Yesterday Albuquerque voters turned out in (relatively) big numbers for the Albuquerque Public Schools Board election. In some districts of the city, voter turnout was nearly twice what it was in the 2013 election, the last time the same districts were up for grabs. Turnout ended at 6.6 percent of eligible voters for APS races. None of the school board races were particularly close, with all four winners clearing 50 percent in races with between four and six candidates. In District 1, incumbent Lorenzo Garcia won with 3,221 votes in the unofficial results, which came to 65.08 percent of the vote.
Gov. Susana Martinez signed three bills Tuesday to balance the state’s budget, taking about $46 million from the reserves of public schools. But she vetoed cuts to an economic development program and various accounts in New Mexico government. The bills could raise $190 million for the state’s general fund, closing a deficit that was projected to total about $80 million. The measures also will replenish government reserves, though not nearly to the extent of plans proposed in early January by legislative staff and the governor’s own administration. The package will leave the state’s cash reserves at 1.8 percent, rather than nearly 3 percent as previously proposed.
New Mexico’s high school graduation rate rose to 71 percent in 2016, the highest percentage since the state began tracking four-year rates in 2008, Gov. Susana Martinez announced Monday. The rate jumped 2½ points from the previous year and increased in 48 of the state’s 89 school districts in 2016, including Albuquerque, Las Cruces, Rio Rancho and Santa Fe. “With more students graduating high school than ever before, New Mexico is better preparing our kids to enter the workforce, college and beyond,” Martinez said at a news conference at the Greater Albuquerque Chamber of Commerce. The governor used the occasion to again push her plan to end the practice of so-called social promotion — moving students forward to the next grade — for third graders who cannot read proficiently. The graduation rate for Santa Fe Public Schools in 2016 was 71 percent, up from 66.8 percent for the previous year.
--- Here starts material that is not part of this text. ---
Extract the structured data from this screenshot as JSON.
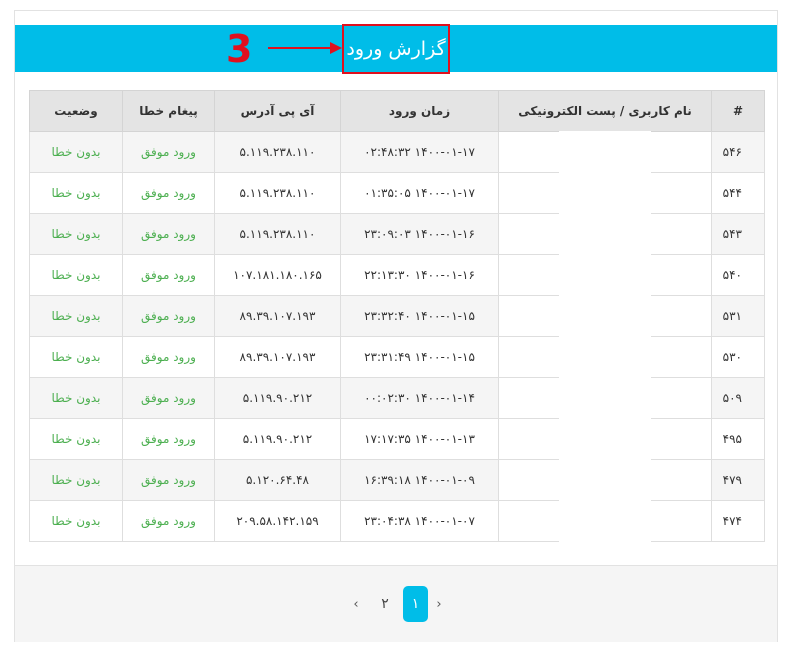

Near the end of his announcement for mayor last weekend, Albuquerque City Councilor Dan Lewis took a shot at the city’s public school district, saying it needed “radical repair.”
“I believe now is the time to deconstruct this large unaccountable school district and replace it with smaller, more accountable school districts,” Lewis said at the business incubator ABQ Fat Pipe, which is located in the old Albuquerque High School building. “As your mayor, what I’ll do is lead the charge to fundamentally change education in our city.”
With more than 95,000 students in the school system, APS ranks as the 31st largest public school district in the nation—outsizing the public school systems in bigger cities like Detroit, San Francisco and Boston. Lewis is making the idea of breaking up the school district a part of his mayoral platform. To do so requires action from the state legislature. State Rep. David Adkins, R-Albuquerque, could be the lawmaker that takes on the issue this legislative session, which starts next week.